■ **Aim of the exercise**:
Go through the entries below, tally each line that has the word "QTabWidget", and give only the total.

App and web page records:
• • •

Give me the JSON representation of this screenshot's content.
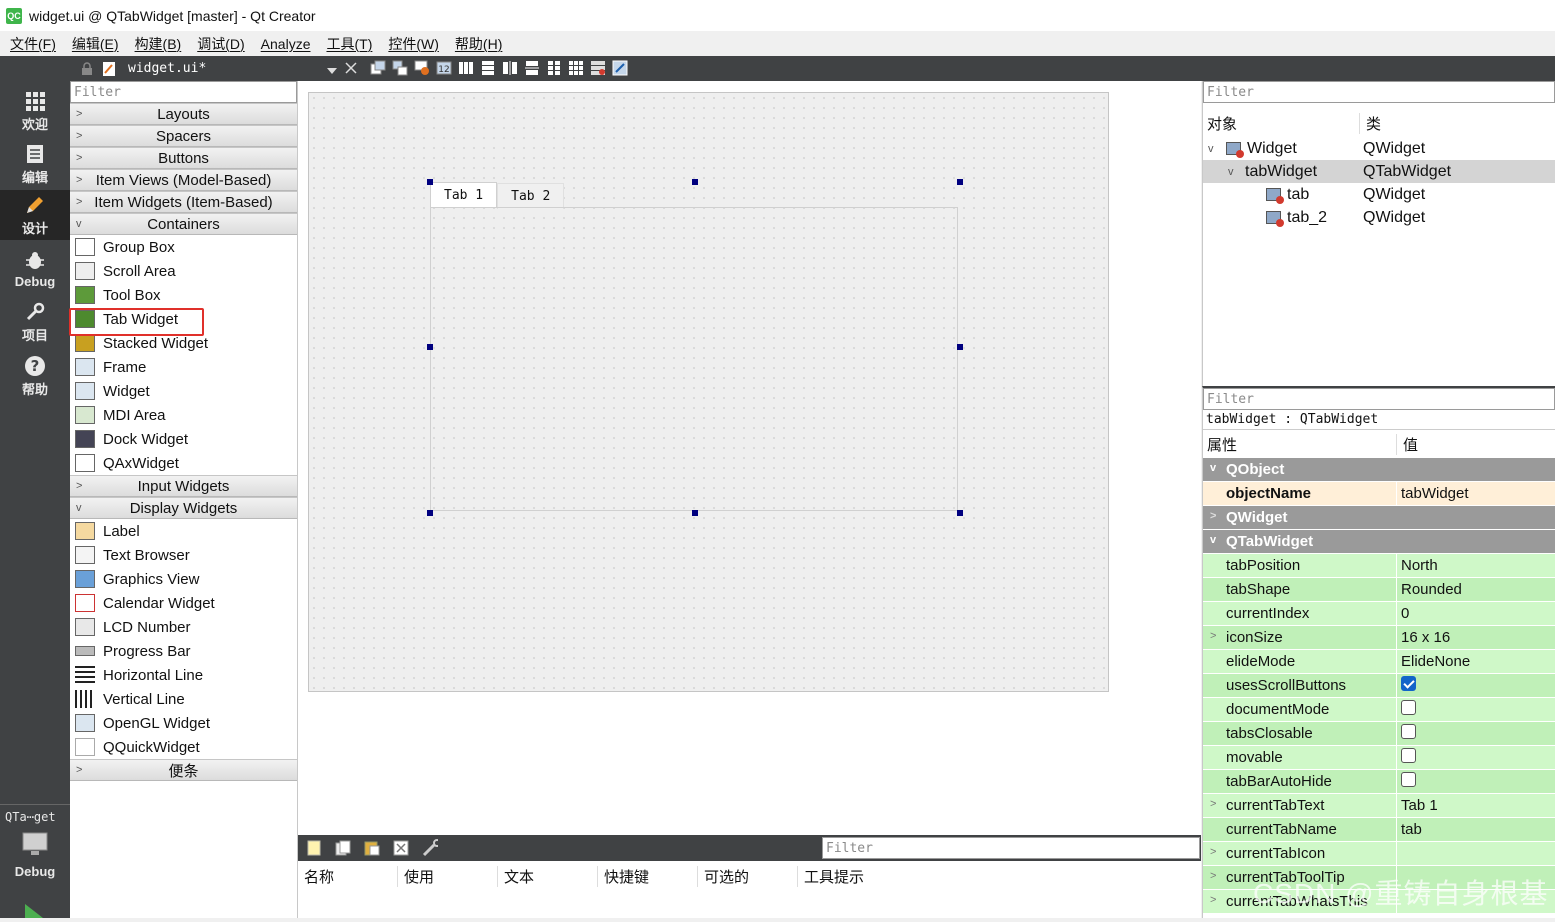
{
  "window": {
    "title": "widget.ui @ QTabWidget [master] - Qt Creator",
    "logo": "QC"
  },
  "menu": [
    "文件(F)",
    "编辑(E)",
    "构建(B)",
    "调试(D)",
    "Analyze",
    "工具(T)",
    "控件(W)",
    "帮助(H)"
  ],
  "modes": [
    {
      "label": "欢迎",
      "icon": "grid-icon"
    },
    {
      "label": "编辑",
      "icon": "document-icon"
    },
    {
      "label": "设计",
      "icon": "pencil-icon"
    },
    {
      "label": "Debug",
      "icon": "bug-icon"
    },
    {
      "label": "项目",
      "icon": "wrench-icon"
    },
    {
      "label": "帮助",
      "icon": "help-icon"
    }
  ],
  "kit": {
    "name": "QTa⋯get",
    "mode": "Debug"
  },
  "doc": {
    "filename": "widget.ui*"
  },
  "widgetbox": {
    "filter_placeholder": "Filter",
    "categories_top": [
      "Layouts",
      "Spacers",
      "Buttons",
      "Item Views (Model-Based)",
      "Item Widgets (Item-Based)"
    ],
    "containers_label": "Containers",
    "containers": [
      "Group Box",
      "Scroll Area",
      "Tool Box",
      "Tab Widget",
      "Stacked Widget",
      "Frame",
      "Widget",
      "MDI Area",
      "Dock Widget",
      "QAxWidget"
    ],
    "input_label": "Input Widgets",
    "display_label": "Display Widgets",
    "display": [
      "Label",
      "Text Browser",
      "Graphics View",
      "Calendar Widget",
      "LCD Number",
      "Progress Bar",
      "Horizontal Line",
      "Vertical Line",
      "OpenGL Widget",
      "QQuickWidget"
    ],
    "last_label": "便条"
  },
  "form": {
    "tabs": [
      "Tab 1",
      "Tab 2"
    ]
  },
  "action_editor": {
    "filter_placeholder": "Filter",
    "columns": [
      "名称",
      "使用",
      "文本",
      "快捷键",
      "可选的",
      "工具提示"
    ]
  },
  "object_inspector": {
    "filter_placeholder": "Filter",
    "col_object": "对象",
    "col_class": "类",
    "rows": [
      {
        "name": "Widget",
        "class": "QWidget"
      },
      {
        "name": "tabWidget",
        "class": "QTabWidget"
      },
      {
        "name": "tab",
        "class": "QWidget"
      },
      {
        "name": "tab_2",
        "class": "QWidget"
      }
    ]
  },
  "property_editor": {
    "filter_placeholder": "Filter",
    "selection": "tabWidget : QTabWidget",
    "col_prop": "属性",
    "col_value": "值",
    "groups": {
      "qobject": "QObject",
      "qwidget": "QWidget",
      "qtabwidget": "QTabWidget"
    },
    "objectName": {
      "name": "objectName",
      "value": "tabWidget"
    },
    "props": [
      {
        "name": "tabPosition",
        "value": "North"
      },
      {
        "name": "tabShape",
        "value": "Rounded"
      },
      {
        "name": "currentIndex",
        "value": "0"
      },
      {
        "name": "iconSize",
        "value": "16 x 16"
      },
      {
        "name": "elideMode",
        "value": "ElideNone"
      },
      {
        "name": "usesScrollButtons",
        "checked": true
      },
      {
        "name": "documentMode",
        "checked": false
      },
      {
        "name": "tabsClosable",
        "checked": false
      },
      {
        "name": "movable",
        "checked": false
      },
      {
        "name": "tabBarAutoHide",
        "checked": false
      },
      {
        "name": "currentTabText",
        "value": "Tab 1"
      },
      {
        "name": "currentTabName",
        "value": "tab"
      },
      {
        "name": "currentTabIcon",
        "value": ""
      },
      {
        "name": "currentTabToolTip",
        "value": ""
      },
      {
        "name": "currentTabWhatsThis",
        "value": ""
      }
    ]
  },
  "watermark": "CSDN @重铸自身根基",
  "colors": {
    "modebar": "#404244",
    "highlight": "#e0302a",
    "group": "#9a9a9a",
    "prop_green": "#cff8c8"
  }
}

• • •

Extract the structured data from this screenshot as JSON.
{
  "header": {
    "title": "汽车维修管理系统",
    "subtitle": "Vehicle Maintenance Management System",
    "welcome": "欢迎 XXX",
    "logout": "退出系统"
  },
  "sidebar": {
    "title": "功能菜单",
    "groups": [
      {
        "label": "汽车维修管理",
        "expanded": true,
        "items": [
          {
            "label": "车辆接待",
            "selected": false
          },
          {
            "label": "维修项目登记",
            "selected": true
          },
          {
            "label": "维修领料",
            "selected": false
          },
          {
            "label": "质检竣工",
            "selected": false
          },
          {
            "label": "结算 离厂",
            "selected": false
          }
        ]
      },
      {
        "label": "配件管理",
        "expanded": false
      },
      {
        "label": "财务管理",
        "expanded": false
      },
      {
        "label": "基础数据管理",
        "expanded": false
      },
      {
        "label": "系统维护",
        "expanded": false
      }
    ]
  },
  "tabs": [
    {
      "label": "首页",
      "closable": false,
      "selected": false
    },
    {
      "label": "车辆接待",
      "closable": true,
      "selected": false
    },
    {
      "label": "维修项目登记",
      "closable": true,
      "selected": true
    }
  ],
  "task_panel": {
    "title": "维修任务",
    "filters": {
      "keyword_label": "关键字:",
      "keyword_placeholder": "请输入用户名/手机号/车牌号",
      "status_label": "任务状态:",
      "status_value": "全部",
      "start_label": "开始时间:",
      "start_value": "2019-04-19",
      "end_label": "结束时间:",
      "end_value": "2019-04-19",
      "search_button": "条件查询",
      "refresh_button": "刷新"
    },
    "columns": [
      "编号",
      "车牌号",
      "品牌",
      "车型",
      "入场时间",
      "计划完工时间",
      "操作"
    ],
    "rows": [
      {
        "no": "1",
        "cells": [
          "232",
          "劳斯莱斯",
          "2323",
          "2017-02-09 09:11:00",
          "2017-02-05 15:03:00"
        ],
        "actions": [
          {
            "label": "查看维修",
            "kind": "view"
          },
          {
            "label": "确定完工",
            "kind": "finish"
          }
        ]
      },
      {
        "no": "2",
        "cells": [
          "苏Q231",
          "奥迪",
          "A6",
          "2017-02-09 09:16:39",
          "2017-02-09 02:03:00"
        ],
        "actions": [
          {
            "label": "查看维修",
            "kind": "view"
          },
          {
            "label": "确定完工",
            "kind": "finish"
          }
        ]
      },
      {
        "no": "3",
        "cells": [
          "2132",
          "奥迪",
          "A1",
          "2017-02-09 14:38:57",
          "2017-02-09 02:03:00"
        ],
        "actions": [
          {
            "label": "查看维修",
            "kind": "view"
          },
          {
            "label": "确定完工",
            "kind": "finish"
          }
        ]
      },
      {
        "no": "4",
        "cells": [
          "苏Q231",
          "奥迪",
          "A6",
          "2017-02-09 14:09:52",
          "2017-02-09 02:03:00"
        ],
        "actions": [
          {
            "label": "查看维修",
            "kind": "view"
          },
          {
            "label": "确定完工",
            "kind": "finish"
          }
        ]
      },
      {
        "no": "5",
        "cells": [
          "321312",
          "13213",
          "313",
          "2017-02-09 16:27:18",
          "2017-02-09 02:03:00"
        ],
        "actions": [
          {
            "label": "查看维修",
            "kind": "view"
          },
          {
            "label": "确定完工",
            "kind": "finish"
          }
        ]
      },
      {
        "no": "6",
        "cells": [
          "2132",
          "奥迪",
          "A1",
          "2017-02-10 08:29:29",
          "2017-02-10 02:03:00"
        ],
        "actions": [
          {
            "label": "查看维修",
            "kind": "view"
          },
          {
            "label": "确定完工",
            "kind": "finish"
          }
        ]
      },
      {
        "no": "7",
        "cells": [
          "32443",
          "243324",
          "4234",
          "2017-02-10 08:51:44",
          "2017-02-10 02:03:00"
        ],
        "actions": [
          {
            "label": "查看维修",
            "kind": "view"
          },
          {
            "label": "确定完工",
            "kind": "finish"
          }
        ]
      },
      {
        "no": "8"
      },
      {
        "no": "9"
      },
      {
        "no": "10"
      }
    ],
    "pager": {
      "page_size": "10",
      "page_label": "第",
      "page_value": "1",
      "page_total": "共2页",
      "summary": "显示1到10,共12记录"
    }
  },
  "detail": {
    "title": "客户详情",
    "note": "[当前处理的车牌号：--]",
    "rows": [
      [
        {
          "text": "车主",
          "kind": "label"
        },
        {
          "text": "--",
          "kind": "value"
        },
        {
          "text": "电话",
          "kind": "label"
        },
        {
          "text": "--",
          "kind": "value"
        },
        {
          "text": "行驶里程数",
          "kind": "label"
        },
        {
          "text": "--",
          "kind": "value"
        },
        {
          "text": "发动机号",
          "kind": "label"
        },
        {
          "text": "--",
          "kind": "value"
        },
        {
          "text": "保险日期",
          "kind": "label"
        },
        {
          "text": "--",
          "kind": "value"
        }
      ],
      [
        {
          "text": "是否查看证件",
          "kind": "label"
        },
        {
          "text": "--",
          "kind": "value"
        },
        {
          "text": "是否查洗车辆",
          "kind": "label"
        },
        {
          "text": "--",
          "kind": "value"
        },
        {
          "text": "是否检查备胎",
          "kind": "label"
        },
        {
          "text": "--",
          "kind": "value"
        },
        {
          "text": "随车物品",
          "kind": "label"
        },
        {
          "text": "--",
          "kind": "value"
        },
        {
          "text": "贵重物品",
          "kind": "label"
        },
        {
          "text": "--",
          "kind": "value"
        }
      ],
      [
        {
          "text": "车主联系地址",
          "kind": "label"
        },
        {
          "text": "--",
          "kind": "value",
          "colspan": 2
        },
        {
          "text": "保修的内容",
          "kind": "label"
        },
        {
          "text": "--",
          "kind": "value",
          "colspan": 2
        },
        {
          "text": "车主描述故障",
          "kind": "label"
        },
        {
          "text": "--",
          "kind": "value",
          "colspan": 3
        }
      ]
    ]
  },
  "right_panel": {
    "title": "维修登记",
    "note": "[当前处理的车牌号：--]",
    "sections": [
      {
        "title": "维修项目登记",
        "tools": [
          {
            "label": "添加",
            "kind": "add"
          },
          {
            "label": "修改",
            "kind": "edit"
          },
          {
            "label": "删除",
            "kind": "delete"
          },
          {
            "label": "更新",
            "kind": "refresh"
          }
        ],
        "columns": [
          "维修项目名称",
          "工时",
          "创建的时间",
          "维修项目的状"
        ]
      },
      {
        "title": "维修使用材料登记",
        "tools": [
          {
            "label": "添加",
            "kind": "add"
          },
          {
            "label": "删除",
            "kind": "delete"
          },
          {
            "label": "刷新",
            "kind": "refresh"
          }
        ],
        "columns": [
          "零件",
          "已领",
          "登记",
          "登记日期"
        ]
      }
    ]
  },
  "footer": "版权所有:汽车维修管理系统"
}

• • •

■ **Written reply**:
4